(Element data from apps and pages)
###

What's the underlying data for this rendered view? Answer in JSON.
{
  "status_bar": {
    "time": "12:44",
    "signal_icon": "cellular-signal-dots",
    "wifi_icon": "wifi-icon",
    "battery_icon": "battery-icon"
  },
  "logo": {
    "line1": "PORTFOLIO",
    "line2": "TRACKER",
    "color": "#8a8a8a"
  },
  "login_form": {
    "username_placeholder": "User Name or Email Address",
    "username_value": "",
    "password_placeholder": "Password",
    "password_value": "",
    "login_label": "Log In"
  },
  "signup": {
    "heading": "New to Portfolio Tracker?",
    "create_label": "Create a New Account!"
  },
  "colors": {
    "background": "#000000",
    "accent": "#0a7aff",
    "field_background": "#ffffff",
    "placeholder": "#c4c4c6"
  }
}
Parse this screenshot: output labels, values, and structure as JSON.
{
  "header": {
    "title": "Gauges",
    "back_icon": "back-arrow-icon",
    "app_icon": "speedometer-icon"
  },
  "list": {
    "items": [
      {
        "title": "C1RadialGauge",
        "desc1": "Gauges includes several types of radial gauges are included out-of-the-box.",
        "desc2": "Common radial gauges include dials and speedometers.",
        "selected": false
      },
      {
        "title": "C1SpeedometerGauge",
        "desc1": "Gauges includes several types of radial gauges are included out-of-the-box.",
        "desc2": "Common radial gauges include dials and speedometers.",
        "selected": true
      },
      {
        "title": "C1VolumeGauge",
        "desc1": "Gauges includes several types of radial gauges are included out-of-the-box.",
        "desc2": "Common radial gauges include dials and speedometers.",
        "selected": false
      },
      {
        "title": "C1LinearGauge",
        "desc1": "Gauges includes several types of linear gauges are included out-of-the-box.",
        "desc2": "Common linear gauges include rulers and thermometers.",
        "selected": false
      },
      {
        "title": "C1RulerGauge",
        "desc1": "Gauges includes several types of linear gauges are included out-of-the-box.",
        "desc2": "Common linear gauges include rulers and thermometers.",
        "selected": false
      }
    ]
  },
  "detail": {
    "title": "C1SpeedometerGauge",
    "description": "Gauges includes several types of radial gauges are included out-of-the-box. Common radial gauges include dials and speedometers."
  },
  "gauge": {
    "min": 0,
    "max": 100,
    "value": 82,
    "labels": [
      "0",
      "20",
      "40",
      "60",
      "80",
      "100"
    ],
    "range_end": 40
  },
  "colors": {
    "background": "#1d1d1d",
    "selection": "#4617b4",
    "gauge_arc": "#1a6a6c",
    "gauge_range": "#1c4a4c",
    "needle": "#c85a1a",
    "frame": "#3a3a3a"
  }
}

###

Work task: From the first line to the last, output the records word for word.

Result for this exercise:
What's the underlying data for this rendered view? Answer in JSON.
{
  "status_bar": {
    "time": "12:44",
    "signal_icon": "cellular-signal-dots",
    "wifi_icon": "wifi-icon",
    "battery_icon": "battery-icon"
  },
  "logo": {
    "line1": "PORTFOLIO",
    "line2": "TRACKER",
    "color": "#8a8a8a"
  },
  "login_form": {
    "username_placeholder": "User Name or Email Address",
    "username_value": "",
    "password_placeholder": "Password",
    "password_value": "",
    "login_label": "Log In"
  },
  "signup": {
    "heading": "New to Portfolio Tracker?",
    "create_label": "Create a New Account!"
  },
  "colors": {
    "background": "#000000",
    "accent": "#0a7aff",
    "field_background": "#ffffff",
    "placeholder": "#c4c4c6"
  }
}
Parse this screenshot: output labels, values, and structure as JSON.
{
  "header": {
    "title": "Gauges",
    "back_icon": "back-arrow-icon",
    "app_icon": "speedometer-icon"
  },
  "list": {
    "items": [
      {
        "title": "C1RadialGauge",
        "desc1": "Gauges includes several types of radial gauges are included out-of-the-box.",
        "desc2": "Common radial gauges include dials and speedometers.",
        "selected": false
      },
      {
        "title": "C1SpeedometerGauge",
        "desc1": "Gauges includes several types of radial gauges are included out-of-the-box.",
        "desc2": "Common radial gauges include dials and speedometers.",
        "selected": true
      },
      {
        "title": "C1VolumeGauge",
        "desc1": "Gauges includes several types of radial gauges are included out-of-the-box.",
        "desc2": "Common radial gauges include dials and speedometers.",
        "selected": false
      },
      {
        "title": "C1LinearGauge",
        "desc1": "Gauges includes several types of linear gauges are included out-of-the-box.",
        "desc2": "Common linear gauges include rulers and thermometers.",
        "selected": false
      },
      {
        "title": "C1RulerGauge",
        "desc1": "Gauges includes several types of linear gauges are included out-of-the-box.",
        "desc2": "Common linear gauges include rulers and thermometers.",
        "selected": false
      }
    ]
  },
  "detail": {
    "title": "C1SpeedometerGauge",
    "description": "Gauges includes several types of radial gauges are included out-of-the-box. Common radial gauges include dials and speedometers."
  },
  "gauge": {
    "min": 0,
    "max": 100,
    "value": 82,
    "labels": [
      "0",
      "20",
      "40",
      "60",
      "80",
      "100"
    ],
    "range_end": 40
  },
  "colors": {
    "background": "#1d1d1d",
    "selection": "#4617b4",
    "gauge_arc": "#1a6a6c",
    "gauge_range": "#1c4a4c",
    "needle": "#c85a1a",
    "frame": "#3a3a3a"
  }
}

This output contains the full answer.